Snap has more to teach us. Snap teaches us how reactions to violence are often assumed to cause violence. Say you are seated around a family table, and your father says negative things about women or about lesbians, many of us are used to violent commentary from patriarchal fathers, and you react: too often your reaction becomes the problem rather what he has been saying. So snap teaches us to be cautious about who is perceived as violent (and who is not). Snap teaches us too how much violence remains hidden, how much we expected to keep taking it. It is not if you snap that you are breaking a family tie rather you are exposing how it was already broken. So much violence is reproduced by not coming into a view. So in a way to contest that violence, to bring it into view as violence, is often to be judged as being violent. For me, those who challenge the ordinary violence in families and communities; nations too, by snapping, are those who teaching us how to live in a kinder and more inclusive and generous way.

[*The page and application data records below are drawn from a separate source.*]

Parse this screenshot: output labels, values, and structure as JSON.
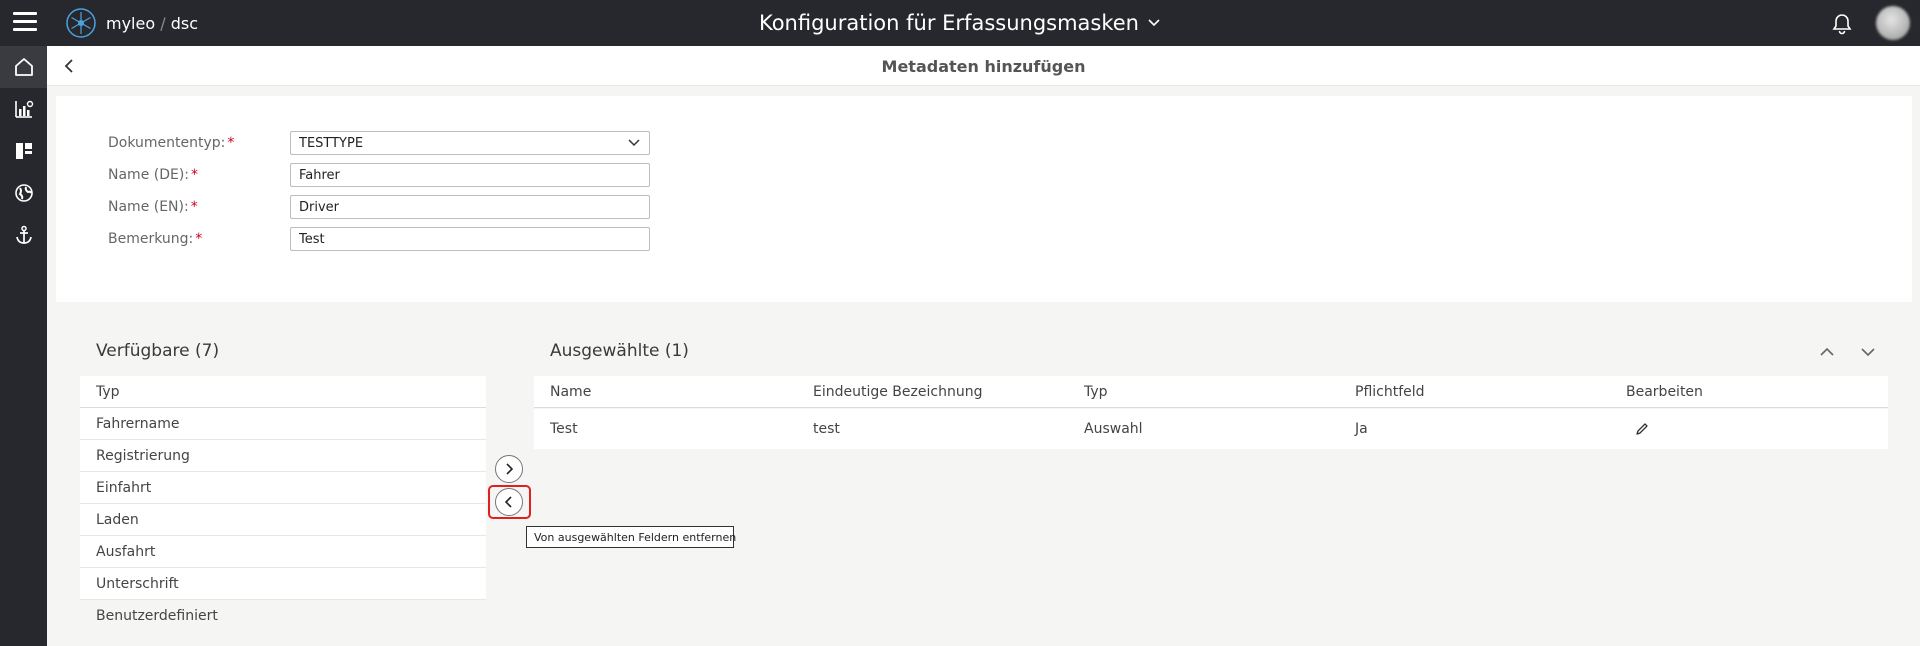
{
  "topbar": {
    "logo_name": "myleo",
    "logo_slash": "/",
    "logo_suffix": "dsc",
    "title": "Konfiguration für Erfassungsmasken"
  },
  "sidebar": {
    "items": [
      {
        "icon": "home-icon"
      },
      {
        "icon": "chart-icon"
      },
      {
        "icon": "dashboard-icon"
      },
      {
        "icon": "globe-icon"
      },
      {
        "icon": "anchor-icon"
      }
    ]
  },
  "subheader": {
    "title": "Metadaten hinzufügen"
  },
  "form": {
    "required_mark": "*",
    "doctype_label": "Dokumententyp:",
    "doctype_value": "TESTTYPE",
    "name_de_label": "Name (DE):",
    "name_de_value": "Fahrer",
    "name_en_label": "Name (EN):",
    "name_en_value": "Driver",
    "remark_label": "Bemerkung:",
    "remark_value": "Test"
  },
  "available": {
    "title": "Verfügbare (7)",
    "column": "Typ",
    "items": [
      "Fahrername",
      "Registrierung",
      "Einfahrt",
      "Laden",
      "Ausfahrt",
      "Unterschrift",
      "Benutzerdefiniert"
    ]
  },
  "selected": {
    "title": "Ausgewählte (1)",
    "columns": [
      "Name",
      "Eindeutige Bezeichnung",
      "Typ",
      "Pflichtfeld",
      "Bearbeiten"
    ],
    "rows": [
      {
        "name": "Test",
        "id": "test",
        "type": "Auswahl",
        "required": "Ja"
      }
    ]
  },
  "tooltip": {
    "text": "Von ausgewählten Feldern entfernen"
  },
  "colors": {
    "topbar": "#27282d",
    "required": "#d0021b",
    "highlight": "#e02020"
  }
}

At the end of the book there are two conclusions; a killjoy manifesto and a killjoy survival kit. These chapters can be read as providing the necessary tools for the beginning of a new wave of feminist thought and political action. Do you think that now we are in a new feminist era that could be considered as intersectional and theoretically more accessible?

I am not sure if we are living in a new feminist era as such. I think there have always been diverse feminisms some more accessible and intersectional than others.

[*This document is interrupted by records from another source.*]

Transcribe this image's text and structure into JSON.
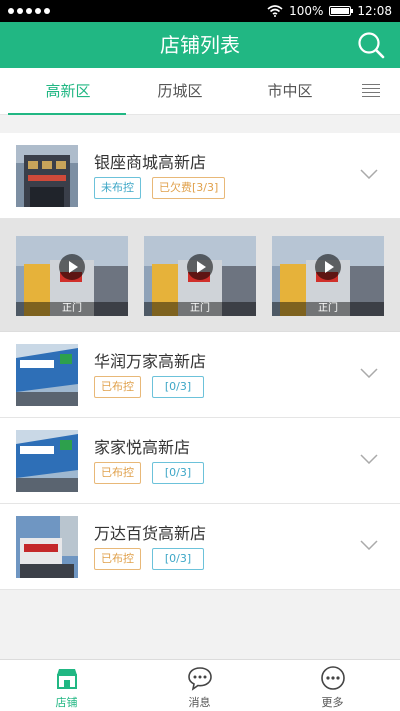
{
  "status_bar": {
    "battery": "100%",
    "time": "12:08"
  },
  "header": {
    "title": "店铺列表"
  },
  "tabs": [
    {
      "label": "高新区",
      "active": true
    },
    {
      "label": "历城区",
      "active": false
    },
    {
      "label": "市中区",
      "active": false
    }
  ],
  "stores": [
    {
      "name": "银座商城高新店",
      "badges": [
        "未布控",
        "已欠费[3/3]"
      ]
    },
    {
      "name": "华润万家高新店",
      "badges": [
        "已布控",
        "[0/3]"
      ]
    },
    {
      "name": "家家悦高新店",
      "badges": [
        "已布控",
        "[0/3]"
      ]
    },
    {
      "name": "万达百货高新店",
      "badges": [
        "已布控",
        "[0/3]"
      ]
    }
  ],
  "videos": [
    {
      "label": "正门"
    },
    {
      "label": "正门"
    },
    {
      "label": "正门"
    }
  ],
  "bottom_nav": [
    {
      "label": "店铺",
      "active": true
    },
    {
      "label": "消息",
      "active": false
    },
    {
      "label": "更多",
      "active": false
    }
  ],
  "colors": {
    "accent": "#21b783",
    "badge_blue": "#3ea7c7",
    "badge_orange": "#e0a14c"
  }
}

We need accessible books and accessible theories, without question, because political movements need to be accessible to as many people as possible, feminism needs to reach those who would be enabled by feminism. But we will probably always have some feminist theories that are less accessible, less easy to take up, and those theories are not without value. We need lots of different kinds of feminism, and different routes to feminism.

Without question words like “intersectionality” have become part of our shared feminist vocabularies in part because of a widening of access – social media has something to do with that. And that’s great: a term that was first used in an academic article by Kimberlé Crenshaw can end up all over the place, and that’s because the term did not simply create something but picked up or picked up on what was already there in feminism and in Black feminism specifically. Intersectionality was being done before it became a word because however much white middle-class feminism has been centered, there were always other feminist voices that pointed out how we cannot understand gender oppression without also referring to race and class, who asked what would feminism looks like if we think from the experience of enslaved women, or women from colonized countries. So today we might ask: what would feminism look like if we think from the experience of refugee women, or migrant women who are care workers, women for whom gender violence cannot be separated from state racism and state violence? To ask these kinds of questions is to be part of a long feminist history.

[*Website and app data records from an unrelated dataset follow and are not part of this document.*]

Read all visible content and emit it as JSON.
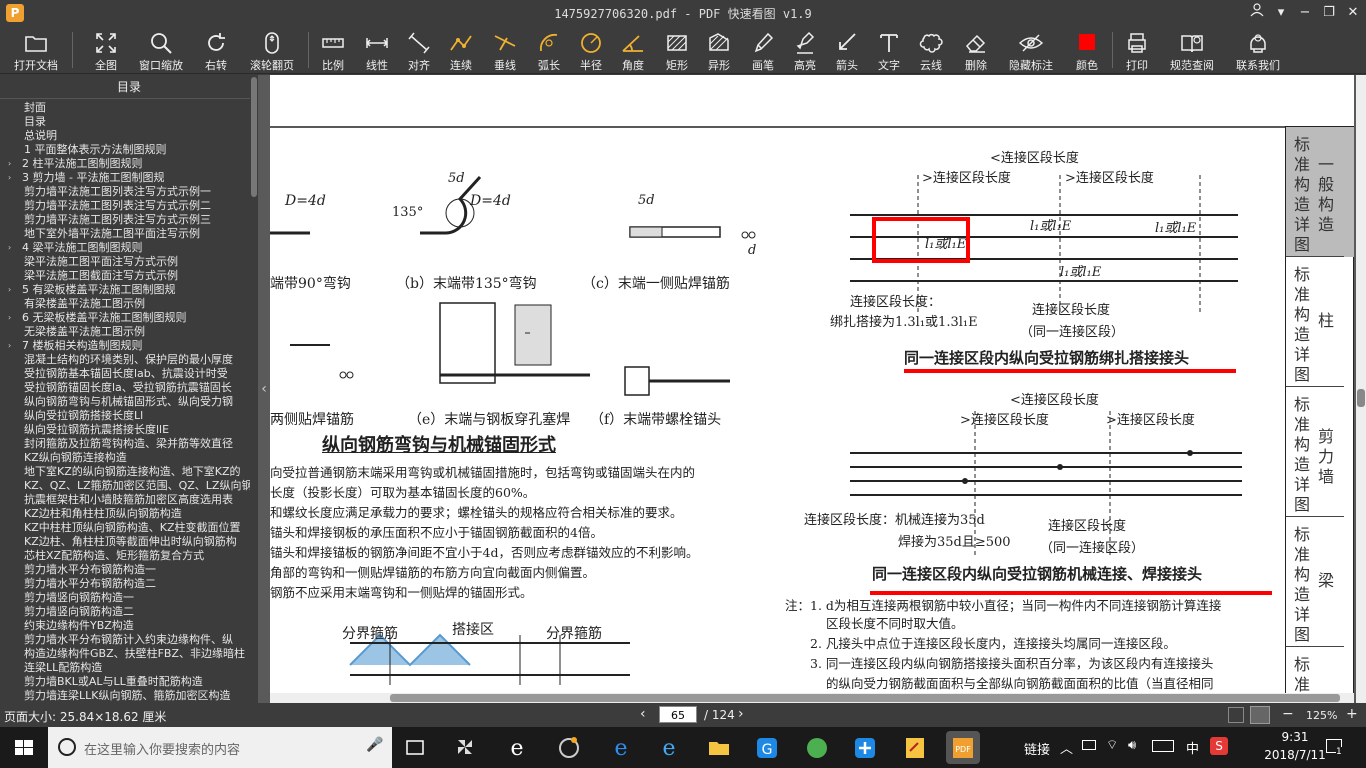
{
  "window": {
    "title": "1475927706320.pdf - PDF 快速看图 v1.9",
    "logo": "P"
  },
  "toolbar": {
    "open": "打开文档",
    "fit": "全图",
    "zoom_window": "窗口缩放",
    "rotate": "右转",
    "scroll_page": "滚轮翻页",
    "scale": "比例",
    "linear": "线性",
    "align": "对齐",
    "continuous": "连续",
    "vertical": "垂线",
    "arc": "弧长",
    "radius": "半径",
    "angle": "角度",
    "rect": "矩形",
    "shape": "异形",
    "pen": "画笔",
    "highlight": "高亮",
    "arrow": "箭头",
    "text": "文字",
    "cloud": "云线",
    "delete": "删除",
    "hide_marks": "隐藏标注",
    "color": "颜色",
    "print": "打印",
    "standard": "规范查阅",
    "contact": "联系我们",
    "color_value": "#ff0000"
  },
  "sidebar": {
    "title": "目录",
    "items": [
      {
        "label": "封面",
        "lv": 1,
        "arrow": ""
      },
      {
        "label": "目录",
        "lv": 1,
        "arrow": ""
      },
      {
        "label": "总说明",
        "lv": 1,
        "arrow": ""
      },
      {
        "label": "1 平面整体表示方法制图规则",
        "lv": 1,
        "arrow": ""
      },
      {
        "label": "2 柱平法施工图制图规则",
        "lv": 1,
        "arrow": "›"
      },
      {
        "label": "3 剪力墙 - 平法施工图制图规",
        "lv": 1,
        "arrow": "›"
      },
      {
        "label": "剪力墙平法施工图列表注写方式示例一",
        "lv": 2,
        "arrow": ""
      },
      {
        "label": "剪力墙平法施工图列表注写方式示例二",
        "lv": 2,
        "arrow": ""
      },
      {
        "label": "剪力墙平法施工图列表注写方式示例三",
        "lv": 2,
        "arrow": ""
      },
      {
        "label": "地下室外墙平法施工图平面注写示例",
        "lv": 2,
        "arrow": ""
      },
      {
        "label": "4 梁平法施工图制图规则",
        "lv": 1,
        "arrow": "›"
      },
      {
        "label": "梁平法施工图平面注写方式示例",
        "lv": 2,
        "arrow": ""
      },
      {
        "label": "梁平法施工图截面注写方式示例",
        "lv": 2,
        "arrow": ""
      },
      {
        "label": "5 有梁板楼盖平法施工图制图规",
        "lv": 1,
        "arrow": "›"
      },
      {
        "label": "有梁楼盖平法施工图示例",
        "lv": 2,
        "arrow": ""
      },
      {
        "label": "6 无梁板楼盖平法施工图制图规则",
        "lv": 1,
        "arrow": "›"
      },
      {
        "label": "无梁楼盖平法施工图示例",
        "lv": 2,
        "arrow": ""
      },
      {
        "label": "7 楼板相关构造制图规则",
        "lv": 1,
        "arrow": "›"
      },
      {
        "label": "混凝土结构的环境类别、保护层的最小厚度",
        "lv": 2,
        "arrow": ""
      },
      {
        "label": "受拉钢筋基本锚固长度lab、抗震设计时受",
        "lv": 2,
        "arrow": ""
      },
      {
        "label": "受拉钢筋锚固长度la、受拉钢筋抗震锚固长",
        "lv": 2,
        "arrow": ""
      },
      {
        "label": "纵向钢筋弯钩与机械锚固形式、纵向受力钢",
        "lv": 2,
        "arrow": ""
      },
      {
        "label": "纵向受拉钢筋搭接长度Ll",
        "lv": 2,
        "arrow": ""
      },
      {
        "label": "纵向受拉钢筋抗震搭接长度llE",
        "lv": 2,
        "arrow": ""
      },
      {
        "label": "封闭箍筋及拉筋弯钩构造、梁并筋等效直径",
        "lv": 2,
        "arrow": ""
      },
      {
        "label": "KZ纵向钢筋连接构造",
        "lv": 2,
        "arrow": ""
      },
      {
        "label": "地下室KZ的纵向钢筋连接构造、地下室KZ的",
        "lv": 2,
        "arrow": ""
      },
      {
        "label": "KZ、QZ、LZ箍筋加密区范围、QZ、LZ纵向钢",
        "lv": 2,
        "arrow": ""
      },
      {
        "label": "抗震框架柱和小墙肢箍筋加密区高度选用表",
        "lv": 2,
        "arrow": ""
      },
      {
        "label": "KZ边柱和角柱柱顶纵向钢筋构造",
        "lv": 2,
        "arrow": ""
      },
      {
        "label": "KZ中柱柱顶纵向钢筋构造、KZ柱变截面位置",
        "lv": 2,
        "arrow": ""
      },
      {
        "label": "KZ边柱、角柱柱顶等截面伸出时纵向钢筋构",
        "lv": 2,
        "arrow": ""
      },
      {
        "label": "芯柱XZ配筋构造、矩形箍筋复合方式",
        "lv": 2,
        "arrow": ""
      },
      {
        "label": "剪力墙水平分布钢筋构造一",
        "lv": 2,
        "arrow": ""
      },
      {
        "label": "剪力墙水平分布钢筋构造二",
        "lv": 2,
        "arrow": ""
      },
      {
        "label": "剪力墙竖向钢筋构造一",
        "lv": 2,
        "arrow": ""
      },
      {
        "label": "剪力墙竖向钢筋构造二",
        "lv": 2,
        "arrow": ""
      },
      {
        "label": "约束边缘构件YBZ构造",
        "lv": 2,
        "arrow": ""
      },
      {
        "label": "剪力墙水平分布钢筋计入约束边缘构件、纵",
        "lv": 2,
        "arrow": ""
      },
      {
        "label": "构造边缘构件GBZ、扶壁柱FBZ、非边缘暗柱",
        "lv": 2,
        "arrow": ""
      },
      {
        "label": "连梁LL配筋构造",
        "lv": 2,
        "arrow": ""
      },
      {
        "label": "剪力墙BKL或AL与LL重叠时配筋构造",
        "lv": 2,
        "arrow": ""
      },
      {
        "label": "剪力墙连梁LLK纵向钢筋、箍筋加密区构造",
        "lv": 2,
        "arrow": ""
      }
    ]
  },
  "doc": {
    "anchor_title": "纵向钢筋弯钩与机械锚固形式",
    "hook_a": "端带90°弯钩",
    "hook_b": "（b）末端带135°弯钩",
    "hook_c": "（c）末端一侧贴焊锚筋",
    "hook_d": "两侧贴焊锚筋",
    "hook_e": "（e）末端与钢板穿孔塞焊",
    "hook_f": "（f）末端带螺栓锚头",
    "dim_d4d_1": "D=4d",
    "dim_d4d_2": "D=4d",
    "dim_135": "135°",
    "dim_5d_1": "5d",
    "dim_5d_2": "5d",
    "dim_d": "d",
    "notes": [
      "向受拉普通钢筋末端采用弯钩或机械锚固措施时，包括弯钩或锚固端头在内的",
      "长度（投影长度）可取为基本锚固长度的60%。",
      "和螺纹长度应满足承载力的要求；螺栓锚头的规格应符合相关标准的要求。",
      "锚头和焊接钢板的承压面积不应小于锚固钢筋截面积的4倍。",
      "锚头和焊接锚板的钢筋净间距不宜小于4d，否则应考虑群锚效应的不利影响。",
      "角部的弯钩和一侧贴焊锚筋的布筋方向宜向截面内侧偏置。",
      "钢筋不应采用末端弯钩和一侧贴焊的锚固形式。"
    ],
    "lap_total": "<连接区段长度",
    "lap_seg1": ">连接区段长度",
    "lap_seg2": ">连接区段长度",
    "lap_l1": "l₁或l₁E",
    "lap_l2": "l₁或l₁E",
    "lap_l3": "l₁或l₁E",
    "lap_l4": "l₁或l₁E",
    "lap_note1": "连接区段长度：",
    "lap_note2": "绑扎搭接为1.3l₁或1.3l₁E",
    "lap_note3": "连接区段长度",
    "lap_note4": "（同一连接区段）",
    "lap_title": "同一连接区段内纵向受拉钢筋绑扎搭接接头",
    "mech_total": "<连接区段长度",
    "mech_seg1": ">连接区段长度",
    "mech_seg2": ">连接区段长度",
    "mech_note1": "连接区段长度：机械连接为35d",
    "mech_note2": "焊接为35d且≥500",
    "mech_note3": "连接区段长度",
    "mech_note4": "（同一连接区段）",
    "mech_title": "同一连接区段内纵向受拉钢筋机械连接、焊接接头",
    "footnote_label": "注：",
    "footnotes": [
      "1. d为相互连接两根钢筋中较小直径；当同一构件内不同连接钢筋计算连接",
      "区段长度不同时取大值。",
      "2. 凡接头中点位于连接区段长度内，连接接头均属同一连接区段。",
      "3. 同一连接区段内纵向钢筋搭接接头面积百分率，为该区段内有连接接头",
      "的纵向受力钢筋截面面积与全部纵向钢筋截面面积的比值（当直径相同"
    ],
    "bottom_left1": "分界箍筋",
    "bottom_mid": "搭接区",
    "bottom_right1": "分界箍筋",
    "side_tabs": [
      {
        "a": "标准构造详图",
        "b": "一般构造"
      },
      {
        "a": "标准构造详图",
        "b": "柱"
      },
      {
        "a": "标准构造详图",
        "b": "剪力墙"
      },
      {
        "a": "标准构造详图",
        "b": "梁"
      },
      {
        "a": "标准",
        "b": ""
      }
    ]
  },
  "status": {
    "page_size": "页面大小: 25.84×18.62 厘米",
    "page_current": "65",
    "page_total": "/ 124",
    "zoom": "125%"
  },
  "taskbar": {
    "search_placeholder": "在这里输入你要搜索的内容",
    "tray_link": "链接",
    "ime": "中",
    "time": "9:31",
    "date": "2018/7/11",
    "notif_count": "1"
  }
}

Before the word, we did the work. But I like to think of how words and concepts like intersectionality can travel, be shared and become sources of connection.

In Turkey, the politicians in power relentlessly call feminism a threat to social values and also openly target feminists. Even under such serious attacks, the feminist struggle is getting stronger day by day. Considering this actual situation, what would you like to tell your readers in Turkey?

When you are under attack it is often a sign you are getting somewhere. The more visible you are, the louder you are; the more they come after you. When those who have had the power to decide what we are to do and how we are to be are threatened, it is often because they sense they cannot take their power for granted. Our strength can be evidenced by their fear. But it is hard being under attack. It can be dangerous to be perceived as a danger to social values. And so: the more we are attacked, the more we need each other, to help each other. For me feminism and LGBTQI politics requires building support systems so that when we are under attack, we have somewhere to go.